... and I have some good news and some bad news. Let's start with the good news, shall we? How about a little before and after?
The pictures above are from the day my gardening assistant (my mom) and I planted. This is my zucchini (I see lots of gardeners call them zukes - who knew!?) There were two seedlings and I planted them in one of three large round tubs I purchased from the flea market. Did I mention I only paid FIVE DOLLARS for all three? I brought those babies home, drilled some drainage holes in the bottom, and voila! Containers for my veggies! Here's a garden-dummy moment for all you gurus to laugh about: when I bought the seedlings, I deliberately chose some with blooms. In all of my excitement to grow vegetables, I assumed having blooms meant the plants were in some way closer to bearing fruit. Of course, as it was pointed out to me by a friend's very garden-savvy father, that in summertime in Texas, if you're foolish enough to plant this late, you've got to at least make your plants THINK it's not late. That meant I needed to pinch off those blooms so the plants would focus their energy on growing rather than blooming, because as small as they were, they weren't really ready to put out any fruit. I've also put my container in a spot where it will only get partial sun and will be in the shade during the very hottest time of the day.
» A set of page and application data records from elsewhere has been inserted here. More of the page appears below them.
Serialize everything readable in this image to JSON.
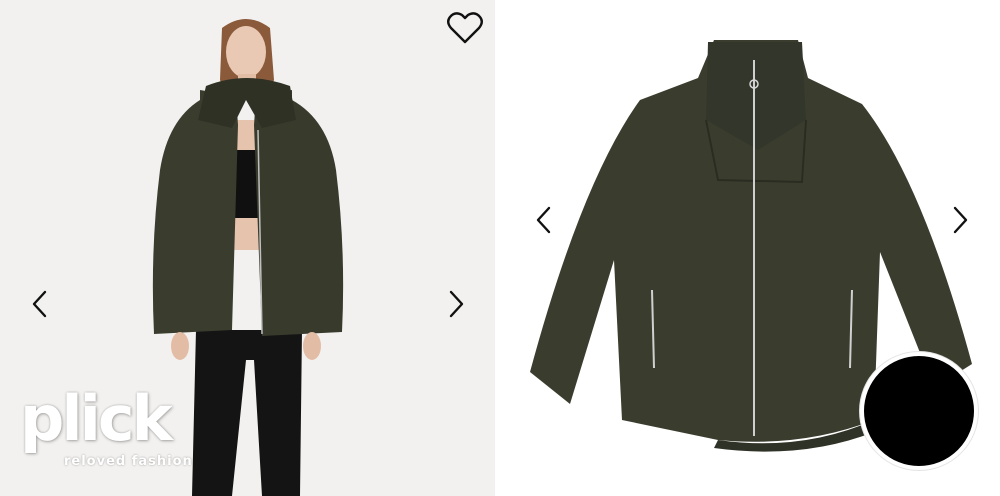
{
  "brand": {
    "name": "plick",
    "tagline": "reloved fashion"
  },
  "gallery": {
    "left_image": "model-wearing-olive-fleece-jacket",
    "right_image": "olive-fleece-jacket-product-shot",
    "product_color": "#3a3d2e",
    "swatch_color": "#000000"
  },
  "icons": {
    "favorite": "heart-outline-icon",
    "prev": "chevron-left-icon",
    "next": "chevron-right-icon"
  }
}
This, again, is to try to fake more spring-like conditions.
And now, two weeks later, here are the 'after' pictures.
So, have I convinced my zukes to grow?? You betcha!! They have not bloomed again since about the fourth or fifth day after planting but instead have really filled out nicely with lots of new leaves.
On to the less-good news. Below you'll see planting day for yellow squash. My squash has had a tough go of it thanks to The Very Hungry Caterpillar I discovered last week (see this post.) Before I figured it out, the little critter completely stripped one of the two plants bare.
So, two weeks later:
Either because of, or despite this set-back (the caterpillar), these plants haven't had the growth that the zukes have. They're not in bad shape, just not growing at the same rate. I am encouraged though to see that the squash that was eaten has started to put out new leaves again, so maybe it didn't suffer too much shock. Time will tell if it makes it afterall.
And now the bad news. I planted in the third round tub two green bell pepper seedlings. My mom also donated her empty Topsy-Turvy planter for a third bell pepper seedling. Here they were two weeks ago on the day they were planted:
Here they are today.
I need to research about bell peppers to see if I can glean any clues as to why they've not done well. I can't see any detectable growth on the two in the round container, and have only just found one or two new leaves on the hanging planter in the past day or two. If anything, it seems like the hanging pepper plant has just kind of drawn itself up, which makes it look thicker, but really I don't think it is. There is clearly something amiss, but in the end this is all a big learning experience for me, so my objective is now to figure out what is wrong. By next year, I'll be a little more experienced and a lot more in-the-know.